## To do:
Among the entries, find each line that includes the string "Give" and list it.

··· Source material

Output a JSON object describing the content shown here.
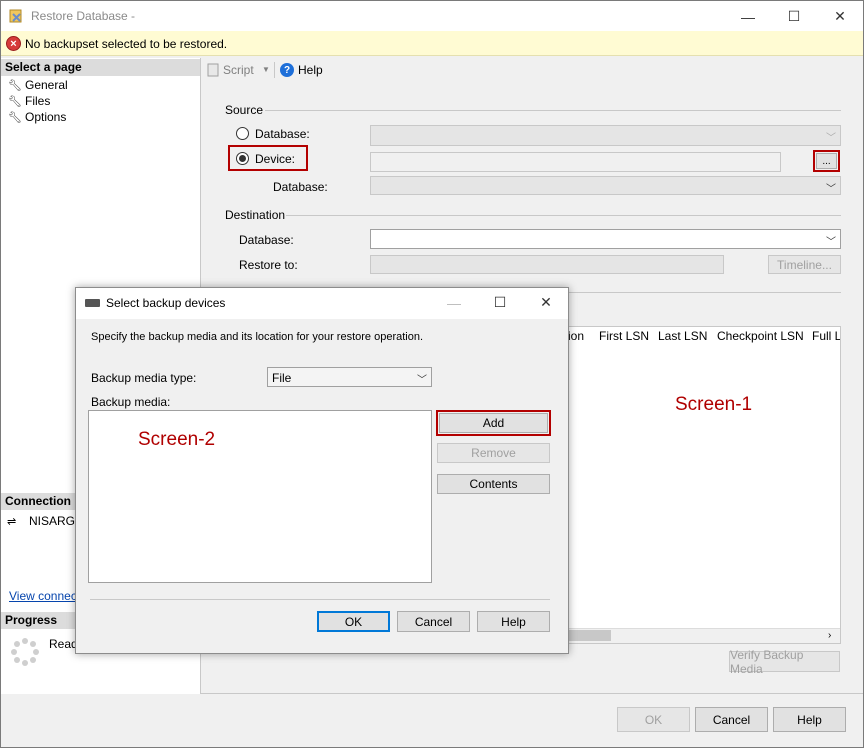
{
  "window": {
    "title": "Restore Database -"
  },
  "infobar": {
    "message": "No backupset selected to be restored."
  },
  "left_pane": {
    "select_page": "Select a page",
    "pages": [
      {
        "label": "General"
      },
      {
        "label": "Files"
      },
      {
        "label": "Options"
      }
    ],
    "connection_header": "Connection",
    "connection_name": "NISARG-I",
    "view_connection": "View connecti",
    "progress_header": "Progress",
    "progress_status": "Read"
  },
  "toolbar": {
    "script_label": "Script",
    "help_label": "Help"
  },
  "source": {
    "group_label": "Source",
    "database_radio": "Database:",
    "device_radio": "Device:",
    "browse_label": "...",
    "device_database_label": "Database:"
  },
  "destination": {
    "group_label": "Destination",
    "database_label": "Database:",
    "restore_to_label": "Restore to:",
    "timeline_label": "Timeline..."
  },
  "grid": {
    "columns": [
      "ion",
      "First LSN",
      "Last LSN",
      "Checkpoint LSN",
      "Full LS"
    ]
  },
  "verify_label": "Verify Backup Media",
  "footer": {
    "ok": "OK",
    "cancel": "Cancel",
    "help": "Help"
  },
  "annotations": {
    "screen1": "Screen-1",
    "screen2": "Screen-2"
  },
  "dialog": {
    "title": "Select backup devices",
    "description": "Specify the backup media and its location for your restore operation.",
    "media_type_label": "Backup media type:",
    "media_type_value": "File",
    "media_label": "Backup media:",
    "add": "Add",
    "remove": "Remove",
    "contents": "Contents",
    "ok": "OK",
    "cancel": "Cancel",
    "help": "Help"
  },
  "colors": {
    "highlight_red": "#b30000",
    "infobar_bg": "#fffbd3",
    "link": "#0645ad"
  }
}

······
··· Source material

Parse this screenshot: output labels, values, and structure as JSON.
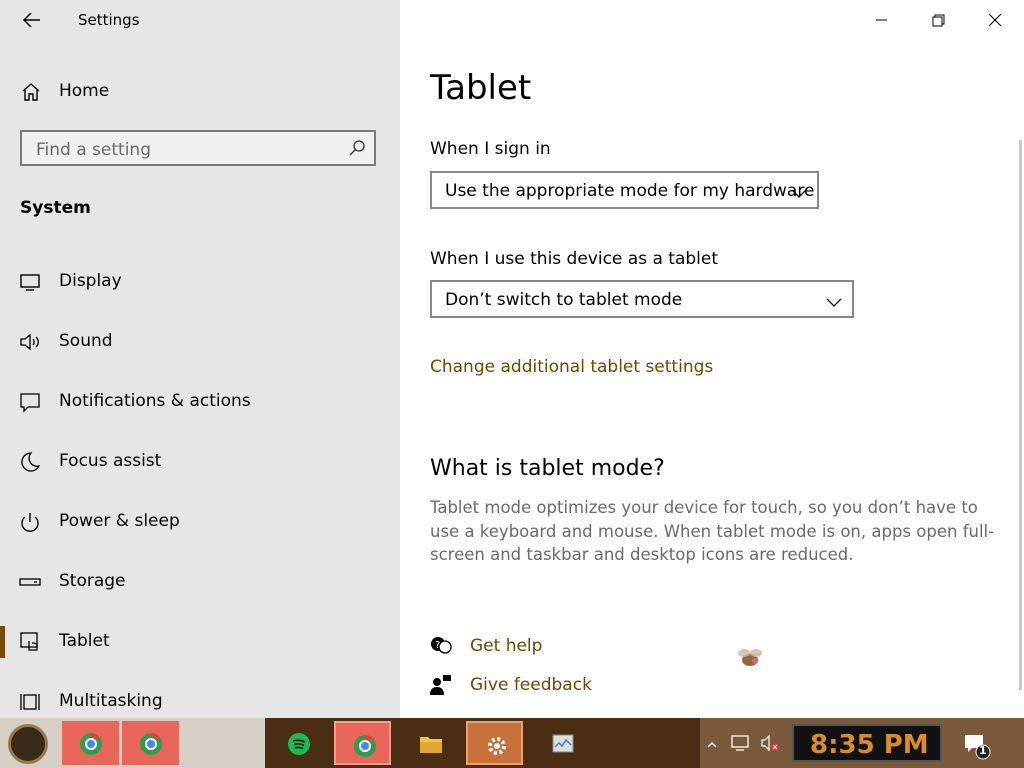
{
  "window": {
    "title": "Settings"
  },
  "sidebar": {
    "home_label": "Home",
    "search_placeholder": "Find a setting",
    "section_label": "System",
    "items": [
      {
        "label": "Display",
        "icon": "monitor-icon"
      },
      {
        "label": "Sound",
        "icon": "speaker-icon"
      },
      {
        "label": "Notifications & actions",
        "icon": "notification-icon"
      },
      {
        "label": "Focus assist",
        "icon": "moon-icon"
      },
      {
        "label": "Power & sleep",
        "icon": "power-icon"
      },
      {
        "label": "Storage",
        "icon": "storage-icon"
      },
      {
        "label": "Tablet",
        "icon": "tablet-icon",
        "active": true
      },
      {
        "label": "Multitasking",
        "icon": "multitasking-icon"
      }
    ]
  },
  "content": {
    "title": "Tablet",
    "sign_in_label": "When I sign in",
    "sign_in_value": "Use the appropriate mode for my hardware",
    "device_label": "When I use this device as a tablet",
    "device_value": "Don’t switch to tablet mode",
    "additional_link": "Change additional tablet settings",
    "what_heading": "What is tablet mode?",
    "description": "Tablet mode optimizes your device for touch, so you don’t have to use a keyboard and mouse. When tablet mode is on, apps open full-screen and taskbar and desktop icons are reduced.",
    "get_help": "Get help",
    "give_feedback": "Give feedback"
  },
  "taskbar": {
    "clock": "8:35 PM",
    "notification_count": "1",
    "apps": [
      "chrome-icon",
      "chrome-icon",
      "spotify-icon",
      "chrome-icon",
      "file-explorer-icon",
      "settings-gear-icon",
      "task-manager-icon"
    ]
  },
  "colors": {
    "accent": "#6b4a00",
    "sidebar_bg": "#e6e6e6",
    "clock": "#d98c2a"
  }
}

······
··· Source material

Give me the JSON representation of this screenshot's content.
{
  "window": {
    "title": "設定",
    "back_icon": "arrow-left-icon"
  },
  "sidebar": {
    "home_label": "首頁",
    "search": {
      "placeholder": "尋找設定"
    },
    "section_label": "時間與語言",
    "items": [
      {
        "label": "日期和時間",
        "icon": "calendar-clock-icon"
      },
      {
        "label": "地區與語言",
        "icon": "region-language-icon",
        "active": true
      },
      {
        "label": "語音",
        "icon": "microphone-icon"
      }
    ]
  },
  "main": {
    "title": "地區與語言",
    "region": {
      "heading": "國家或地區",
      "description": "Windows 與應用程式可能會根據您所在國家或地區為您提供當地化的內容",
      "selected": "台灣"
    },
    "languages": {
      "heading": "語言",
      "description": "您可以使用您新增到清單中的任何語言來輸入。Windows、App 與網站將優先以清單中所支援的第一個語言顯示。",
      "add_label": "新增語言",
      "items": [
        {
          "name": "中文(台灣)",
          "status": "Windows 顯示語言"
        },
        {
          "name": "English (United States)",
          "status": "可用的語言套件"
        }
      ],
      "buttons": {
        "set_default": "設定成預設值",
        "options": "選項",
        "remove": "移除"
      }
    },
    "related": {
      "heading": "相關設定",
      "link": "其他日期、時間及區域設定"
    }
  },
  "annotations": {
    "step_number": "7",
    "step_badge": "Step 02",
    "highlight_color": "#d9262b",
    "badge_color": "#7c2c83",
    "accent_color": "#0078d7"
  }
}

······

## Exercise output:
    "give_feedback": "Give feedback"
Give me the JSON representation of this screenshot's content.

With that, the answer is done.